- _Exercise prompt_
Strip the pictures, then copy the remaining data exactly as it stands.

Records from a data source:
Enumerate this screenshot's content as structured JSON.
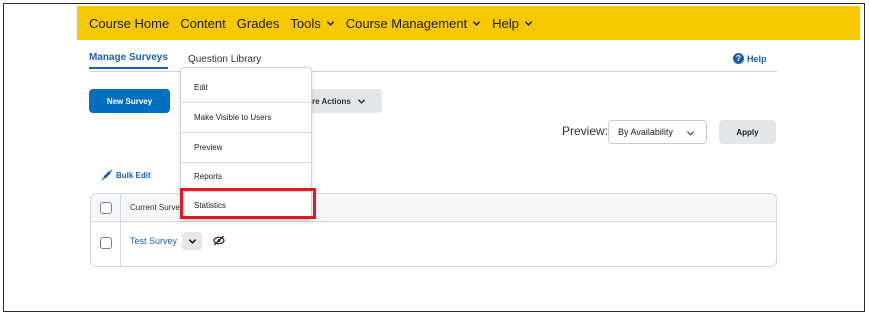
{
  "colors": {
    "nav_bg": "#f6c800",
    "primary": "#006fbf",
    "link": "#1a5fb0",
    "highlight": "#e8161e"
  },
  "nav": {
    "items": [
      {
        "label": "Course Home",
        "dropdown": false
      },
      {
        "label": "Content",
        "dropdown": false
      },
      {
        "label": "Grades",
        "dropdown": false
      },
      {
        "label": "Tools",
        "dropdown": true
      },
      {
        "label": "Course Management",
        "dropdown": true
      },
      {
        "label": "Help",
        "dropdown": true
      }
    ]
  },
  "tabs": {
    "manage": "Manage Surveys",
    "library": "Question Library"
  },
  "help_link": "Help",
  "toolbar": {
    "new_survey": "New Survey",
    "more_actions": "re Actions"
  },
  "preview": {
    "label": "Preview:",
    "selected": "By Availability",
    "apply": "Apply"
  },
  "bulk_edit": "Bulk Edit",
  "table": {
    "header": "Current Surve",
    "row_link": "Test Survey"
  },
  "menu": {
    "items": [
      "Edit",
      "Make Visible to Users",
      "Preview",
      "Reports",
      "Statistics"
    ],
    "highlighted": "Statistics"
  }
}
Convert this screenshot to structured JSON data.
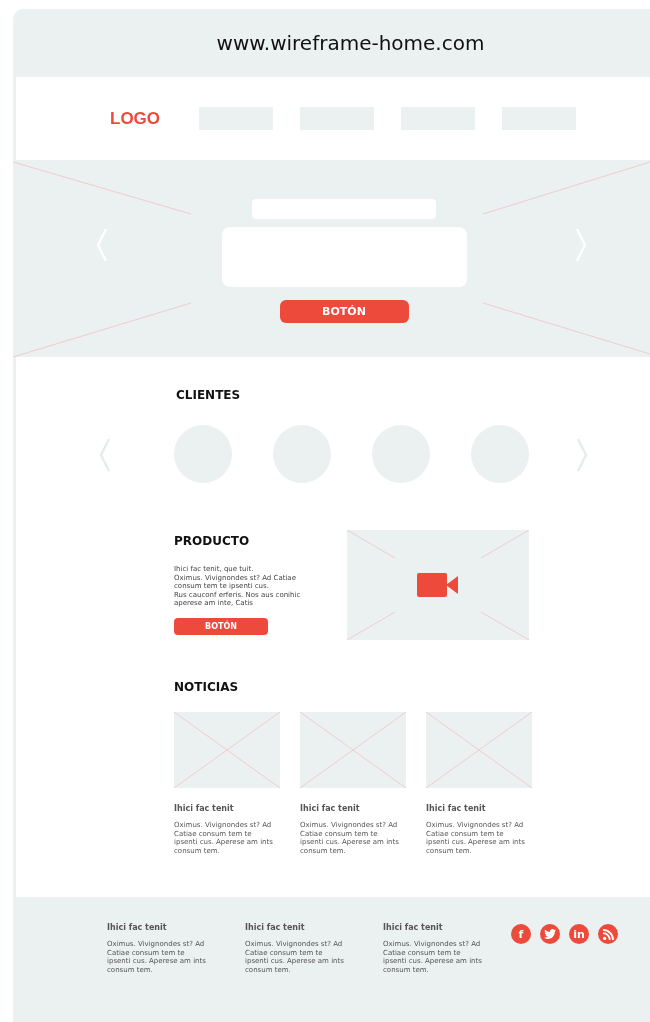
{
  "browser": {
    "url": "www.wireframe-home.com"
  },
  "header": {
    "logo": "LOGO",
    "nav_items": [
      {
        "kind": "placeholder"
      },
      {
        "kind": "placeholder"
      },
      {
        "kind": "placeholder"
      },
      {
        "kind": "placeholder"
      }
    ]
  },
  "hero": {
    "button": "BOTÓN"
  },
  "clients": {
    "heading": "CLIENTES",
    "items": [
      {
        "kind": "placeholder"
      },
      {
        "kind": "placeholder"
      },
      {
        "kind": "placeholder"
      },
      {
        "kind": "placeholder"
      }
    ]
  },
  "product": {
    "heading": "PRODUCTO",
    "text": [
      "Ihici fac tenit, que tuit.",
      "Oximus. Vivignondes st? Ad Catiae consum tem te ipsenti cus.",
      "Rus cauconf erferis. Nos aus conihic aperese am inte, Catis"
    ],
    "button": "BOTÓN"
  },
  "news": {
    "heading": "NOTICIAS",
    "items": [
      {
        "title": "Ihici fac tenit",
        "text": "Oximus. Vivignondes st? Ad Catiae consum tem te ipsenti cus. Aperese am ints consum tem."
      },
      {
        "title": "Ihici fac tenit",
        "text": "Oximus. Vivignondes st? Ad Catiae consum tem te ipsenti cus. Aperese am ints consum tem."
      },
      {
        "title": "Ihici fac tenit",
        "text": "Oximus. Vivignondes st? Ad Catiae consum tem te ipsenti cus. Aperese am ints consum tem."
      }
    ]
  },
  "footer": {
    "columns": [
      {
        "title": "Ihici fac tenit",
        "text": "Oximus. Vivignondes st? Ad Catiae consum tem te ipsenti cus. Aperese am ints consum tem."
      },
      {
        "title": "Ihici fac tenit",
        "text": "Oximus. Vivignondes st? Ad Catiae consum tem te ipsenti cus. Aperese am ints consum tem."
      },
      {
        "title": "Ihici fac tenit",
        "text": "Oximus. Vivignondes st? Ad Catiae consum tem te ipsenti cus. Aperese am ints consum tem."
      }
    ],
    "social": [
      {
        "kind": "letter",
        "label": "f"
      },
      {
        "kind": "bird"
      },
      {
        "kind": "letter",
        "label": "in"
      },
      {
        "kind": "feed"
      }
    ]
  }
}
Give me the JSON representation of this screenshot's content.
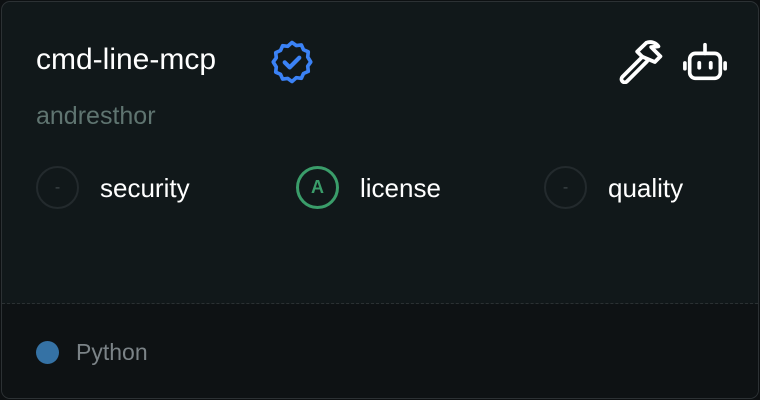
{
  "server": {
    "name": "cmd-line-mcp",
    "author": "andresthor"
  },
  "badges": {
    "verified_icon": "verified-badge-icon",
    "tools_icon": "hammer-icon",
    "agent_icon": "robot-icon"
  },
  "scores": [
    {
      "grade": "-",
      "label": "security"
    },
    {
      "grade": "A",
      "label": "license"
    },
    {
      "grade": "-",
      "label": "quality"
    }
  ],
  "language": {
    "name": "Python",
    "color": "#3572a5"
  },
  "colors": {
    "verified": "#3b82f6",
    "grade_a": "#3a9d6a"
  }
}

- _Exercise answer_
Enumerate this screenshot's content as structured JSON.
{
  "colors": {
    "nav_bg": "#f6c800",
    "primary": "#006fbf",
    "link": "#1a5fb0",
    "highlight": "#e8161e"
  },
  "nav": {
    "items": [
      {
        "label": "Course Home",
        "dropdown": false
      },
      {
        "label": "Content",
        "dropdown": false
      },
      {
        "label": "Grades",
        "dropdown": false
      },
      {
        "label": "Tools",
        "dropdown": true
      },
      {
        "label": "Course Management",
        "dropdown": true
      },
      {
        "label": "Help",
        "dropdown": true
      }
    ]
  },
  "tabs": {
    "manage": "Manage Surveys",
    "library": "Question Library"
  },
  "help_link": "Help",
  "toolbar": {
    "new_survey": "New Survey",
    "more_actions": "re Actions"
  },
  "preview": {
    "label": "Preview:",
    "selected": "By Availability",
    "apply": "Apply"
  },
  "bulk_edit": "Bulk Edit",
  "table": {
    "header": "Current Surve",
    "row_link": "Test Survey"
  },
  "menu": {
    "items": [
      "Edit",
      "Make Visible to Users",
      "Preview",
      "Reports",
      "Statistics"
    ],
    "highlighted": "Statistics"
  }
}
Convert this screenshot to structured JSON data.
{
  "browser": {
    "url": "www.wireframe-home.com"
  },
  "header": {
    "logo": "LOGO",
    "nav_items": [
      {
        "kind": "placeholder"
      },
      {
        "kind": "placeholder"
      },
      {
        "kind": "placeholder"
      },
      {
        "kind": "placeholder"
      }
    ]
  },
  "hero": {
    "button": "BOTÓN"
  },
  "clients": {
    "heading": "CLIENTES",
    "items": [
      {
        "kind": "placeholder"
      },
      {
        "kind": "placeholder"
      },
      {
        "kind": "placeholder"
      },
      {
        "kind": "placeholder"
      }
    ]
  },
  "product": {
    "heading": "PRODUCTO",
    "text": [
      "Ihici fac tenit, que tuit.",
      "Oximus. Vivignondes st? Ad Catiae consum tem te ipsenti cus.",
      "Rus cauconf erferis. Nos aus conihic aperese am inte, Catis"
    ],
    "button": "BOTÓN"
  },
  "news": {
    "heading": "NOTICIAS",
    "items": [
      {
        "title": "Ihici fac tenit",
        "text": "Oximus. Vivignondes st? Ad Catiae consum tem te ipsenti cus. Aperese am ints consum tem."
      },
      {
        "title": "Ihici fac tenit",
        "text": "Oximus. Vivignondes st? Ad Catiae consum tem te ipsenti cus. Aperese am ints consum tem."
      },
      {
        "title": "Ihici fac tenit",
        "text": "Oximus. Vivignondes st? Ad Catiae consum tem te ipsenti cus. Aperese am ints consum tem."
      }
    ]
  },
  "footer": {
    "columns": [
      {
        "title": "Ihici fac tenit",
        "text": "Oximus. Vivignondes st? Ad Catiae consum tem te ipsenti cus. Aperese am ints consum tem."
      },
      {
        "title": "Ihici fac tenit",
        "text": "Oximus. Vivignondes st? Ad Catiae consum tem te ipsenti cus. Aperese am ints consum tem."
      },
      {
        "title": "Ihici fac tenit",
        "text": "Oximus. Vivignondes st? Ad Catiae consum tem te ipsenti cus. Aperese am ints consum tem."
      }
    ],
    "social": [
      {
        "kind": "letter",
        "label": "f"
      },
      {
        "kind": "bird"
      },
      {
        "kind": "letter",
        "label": "in"
      },
      {
        "kind": "feed"
      }
    ]
  }
}
Give me the JSON representation of this screenshot's content.
{
  "server": {
    "name": "cmd-line-mcp",
    "author": "andresthor"
  },
  "badges": {
    "verified_icon": "verified-badge-icon",
    "tools_icon": "hammer-icon",
    "agent_icon": "robot-icon"
  },
  "scores": [
    {
      "grade": "-",
      "label": "security"
    },
    {
      "grade": "A",
      "label": "license"
    },
    {
      "grade": "-",
      "label": "quality"
    }
  ],
  "language": {
    "name": "Python",
    "color": "#3572a5"
  },
  "colors": {
    "verified": "#3b82f6",
    "grade_a": "#3a9d6a"
  }
}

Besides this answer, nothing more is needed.